Task description:
Please copy out every line in the entries that includes the word "点赞次数".

━━━━━━

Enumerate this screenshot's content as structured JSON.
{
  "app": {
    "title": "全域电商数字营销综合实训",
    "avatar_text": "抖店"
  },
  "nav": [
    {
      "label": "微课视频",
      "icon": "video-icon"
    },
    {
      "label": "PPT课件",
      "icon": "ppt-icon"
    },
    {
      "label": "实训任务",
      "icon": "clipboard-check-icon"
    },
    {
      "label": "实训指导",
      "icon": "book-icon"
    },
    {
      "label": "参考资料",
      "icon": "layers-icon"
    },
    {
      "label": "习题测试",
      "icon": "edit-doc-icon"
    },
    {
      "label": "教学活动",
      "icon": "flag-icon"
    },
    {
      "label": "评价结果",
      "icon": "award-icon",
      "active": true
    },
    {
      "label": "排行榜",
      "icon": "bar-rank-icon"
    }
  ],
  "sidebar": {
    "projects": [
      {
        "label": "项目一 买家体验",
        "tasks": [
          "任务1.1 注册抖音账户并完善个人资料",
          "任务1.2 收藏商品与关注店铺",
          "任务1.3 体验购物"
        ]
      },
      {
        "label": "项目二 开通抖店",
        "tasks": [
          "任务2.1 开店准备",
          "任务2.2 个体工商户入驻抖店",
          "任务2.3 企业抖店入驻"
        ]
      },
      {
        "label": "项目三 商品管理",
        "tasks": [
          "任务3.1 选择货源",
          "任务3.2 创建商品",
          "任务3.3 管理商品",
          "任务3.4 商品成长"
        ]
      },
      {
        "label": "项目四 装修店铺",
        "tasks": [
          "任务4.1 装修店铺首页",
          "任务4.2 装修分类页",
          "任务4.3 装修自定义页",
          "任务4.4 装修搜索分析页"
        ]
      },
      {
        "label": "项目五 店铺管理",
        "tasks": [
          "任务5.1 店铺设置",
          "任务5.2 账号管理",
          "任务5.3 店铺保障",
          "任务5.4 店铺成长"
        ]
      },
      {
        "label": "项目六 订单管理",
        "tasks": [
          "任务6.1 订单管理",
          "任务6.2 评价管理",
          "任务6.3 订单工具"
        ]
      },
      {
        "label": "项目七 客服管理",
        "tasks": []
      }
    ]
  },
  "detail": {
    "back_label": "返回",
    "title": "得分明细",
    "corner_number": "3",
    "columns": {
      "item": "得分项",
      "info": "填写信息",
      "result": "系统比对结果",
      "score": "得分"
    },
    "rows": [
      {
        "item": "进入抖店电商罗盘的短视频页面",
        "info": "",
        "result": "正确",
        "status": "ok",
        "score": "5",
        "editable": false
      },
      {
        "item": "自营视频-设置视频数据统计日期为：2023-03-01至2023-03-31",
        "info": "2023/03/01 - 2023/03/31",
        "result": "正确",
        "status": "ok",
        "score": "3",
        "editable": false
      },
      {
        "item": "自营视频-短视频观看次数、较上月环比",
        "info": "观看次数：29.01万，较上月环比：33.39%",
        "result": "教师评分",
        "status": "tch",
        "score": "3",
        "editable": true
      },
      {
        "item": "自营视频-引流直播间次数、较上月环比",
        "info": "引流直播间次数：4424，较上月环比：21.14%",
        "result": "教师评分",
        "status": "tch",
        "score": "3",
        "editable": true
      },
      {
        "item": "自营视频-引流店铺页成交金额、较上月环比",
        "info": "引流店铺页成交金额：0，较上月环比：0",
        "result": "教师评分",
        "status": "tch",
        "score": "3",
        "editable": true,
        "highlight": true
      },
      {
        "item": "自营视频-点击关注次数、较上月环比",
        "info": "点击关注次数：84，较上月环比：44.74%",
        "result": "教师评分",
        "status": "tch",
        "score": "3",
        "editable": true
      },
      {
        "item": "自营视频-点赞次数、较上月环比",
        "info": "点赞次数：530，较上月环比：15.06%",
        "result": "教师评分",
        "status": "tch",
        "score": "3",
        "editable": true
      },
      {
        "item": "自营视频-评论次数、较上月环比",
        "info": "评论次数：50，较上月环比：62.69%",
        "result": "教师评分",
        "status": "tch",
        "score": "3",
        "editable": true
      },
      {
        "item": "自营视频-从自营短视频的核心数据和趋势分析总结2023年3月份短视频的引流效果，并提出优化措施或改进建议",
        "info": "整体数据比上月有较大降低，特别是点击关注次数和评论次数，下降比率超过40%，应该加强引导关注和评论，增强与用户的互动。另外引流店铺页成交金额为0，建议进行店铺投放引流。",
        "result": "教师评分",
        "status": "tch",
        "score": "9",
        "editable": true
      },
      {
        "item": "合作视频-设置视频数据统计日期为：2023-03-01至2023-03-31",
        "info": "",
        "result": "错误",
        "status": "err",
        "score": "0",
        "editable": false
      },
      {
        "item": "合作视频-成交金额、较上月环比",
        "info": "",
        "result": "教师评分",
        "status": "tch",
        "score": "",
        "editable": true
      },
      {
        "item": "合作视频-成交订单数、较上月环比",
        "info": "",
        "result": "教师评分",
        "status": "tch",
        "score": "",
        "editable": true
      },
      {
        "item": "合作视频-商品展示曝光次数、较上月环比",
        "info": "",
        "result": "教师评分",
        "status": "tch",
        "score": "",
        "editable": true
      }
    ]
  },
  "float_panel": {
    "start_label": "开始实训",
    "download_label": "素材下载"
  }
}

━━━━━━

Exercise response:
        "item": "自营视频-点赞次数、较上月环比",
        "info": "点赞次数：530，较上月环比：15.06%",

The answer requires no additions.